─── Source records

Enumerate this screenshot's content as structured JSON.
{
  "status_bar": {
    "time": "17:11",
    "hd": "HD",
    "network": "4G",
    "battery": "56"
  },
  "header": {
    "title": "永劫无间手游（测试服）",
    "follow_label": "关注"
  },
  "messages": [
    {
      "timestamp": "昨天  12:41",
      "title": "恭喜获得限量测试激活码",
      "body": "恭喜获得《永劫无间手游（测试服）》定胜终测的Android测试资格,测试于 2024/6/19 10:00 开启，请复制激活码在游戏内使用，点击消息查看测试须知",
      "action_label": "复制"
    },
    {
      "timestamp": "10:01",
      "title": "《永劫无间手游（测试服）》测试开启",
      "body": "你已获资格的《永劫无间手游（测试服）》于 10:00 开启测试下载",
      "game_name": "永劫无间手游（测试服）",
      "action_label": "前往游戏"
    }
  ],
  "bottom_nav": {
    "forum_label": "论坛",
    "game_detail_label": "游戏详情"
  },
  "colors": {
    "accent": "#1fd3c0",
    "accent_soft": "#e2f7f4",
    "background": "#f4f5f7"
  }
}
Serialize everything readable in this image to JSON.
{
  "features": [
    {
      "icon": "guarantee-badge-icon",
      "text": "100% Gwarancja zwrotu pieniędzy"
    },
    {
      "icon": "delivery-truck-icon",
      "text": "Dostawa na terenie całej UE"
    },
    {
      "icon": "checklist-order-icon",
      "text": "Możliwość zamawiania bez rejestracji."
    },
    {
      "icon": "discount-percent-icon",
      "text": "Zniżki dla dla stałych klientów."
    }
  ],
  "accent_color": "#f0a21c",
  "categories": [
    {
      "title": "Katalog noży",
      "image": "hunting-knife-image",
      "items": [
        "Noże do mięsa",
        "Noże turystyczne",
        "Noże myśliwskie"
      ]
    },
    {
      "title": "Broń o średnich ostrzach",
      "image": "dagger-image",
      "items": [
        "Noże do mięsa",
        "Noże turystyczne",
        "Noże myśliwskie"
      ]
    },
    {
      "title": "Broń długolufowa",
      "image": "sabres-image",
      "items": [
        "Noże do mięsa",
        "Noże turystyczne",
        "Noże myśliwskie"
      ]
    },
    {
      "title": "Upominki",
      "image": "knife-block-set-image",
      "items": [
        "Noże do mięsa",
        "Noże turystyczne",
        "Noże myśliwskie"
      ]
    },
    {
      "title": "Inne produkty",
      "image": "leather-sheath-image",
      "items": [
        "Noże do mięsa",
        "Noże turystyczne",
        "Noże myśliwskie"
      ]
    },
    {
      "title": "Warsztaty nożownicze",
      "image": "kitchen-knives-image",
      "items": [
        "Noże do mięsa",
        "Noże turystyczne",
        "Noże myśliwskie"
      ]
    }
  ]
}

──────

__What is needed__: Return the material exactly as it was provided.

__Exercise result__:
Enumerate this screenshot's content as structured JSON.
{
  "status_bar": {
    "time": "17:11",
    "hd": "HD",
    "network": "4G",
    "battery": "56"
  },
  "header": {
    "title": "永劫无间手游（测试服）",
    "follow_label": "关注"
  },
  "messages": [
    {
      "timestamp": "昨天  12:41",
      "title": "恭喜获得限量测试激活码",
      "body": "恭喜获得《永劫无间手游（测试服）》定胜终测的Android测试资格,测试于 2024/6/19 10:00 开启，请复制激活码在游戏内使用，点击消息查看测试须知",
      "action_label": "复制"
    },
    {
      "timestamp": "10:01",
      "title": "《永劫无间手游（测试服）》测试开启",
      "body": "你已获资格的《永劫无间手游（测试服）》于 10:00 开启测试下载",
      "game_name": "永劫无间手游（测试服）",
      "action_label": "前往游戏"
    }
  ],
  "bottom_nav": {
    "forum_label": "论坛",
    "game_detail_label": "游戏详情"
  },
  "colors": {
    "accent": "#1fd3c0",
    "accent_soft": "#e2f7f4",
    "background": "#f4f5f7"
  }
}
Serialize everything readable in this image to JSON.
{
  "features": [
    {
      "icon": "guarantee-badge-icon",
      "text": "100% Gwarancja zwrotu pieniędzy"
    },
    {
      "icon": "delivery-truck-icon",
      "text": "Dostawa na terenie całej UE"
    },
    {
      "icon": "checklist-order-icon",
      "text": "Możliwość zamawiania bez rejestracji."
    },
    {
      "icon": "discount-percent-icon",
      "text": "Zniżki dla dla stałych klientów."
    }
  ],
  "accent_color": "#f0a21c",
  "categories": [
    {
      "title": "Katalog noży",
      "image": "hunting-knife-image",
      "items": [
        "Noże do mięsa",
        "Noże turystyczne",
        "Noże myśliwskie"
      ]
    },
    {
      "title": "Broń o średnich ostrzach",
      "image": "dagger-image",
      "items": [
        "Noże do mięsa",
        "Noże turystyczne",
        "Noże myśliwskie"
      ]
    },
    {
      "title": "Broń długolufowa",
      "image": "sabres-image",
      "items": [
        "Noże do mięsa",
        "Noże turystyczne",
        "Noże myśliwskie"
      ]
    },
    {
      "title": "Upominki",
      "image": "knife-block-set-image",
      "items": [
        "Noże do mięsa",
        "Noże turystyczne",
        "Noże myśliwskie"
      ]
    },
    {
      "title": "Inne produkty",
      "image": "leather-sheath-image",
      "items": [
        "Noże do mięsa",
        "Noże turystyczne",
        "Noże myśliwskie"
      ]
    },
    {
      "title": "Warsztaty nożownicze",
      "image": "kitchen-knives-image",
      "items": [
        "Noże do mięsa",
        "Noże turystyczne",
        "Noże myśliwskie"
      ]
    }
  ]
}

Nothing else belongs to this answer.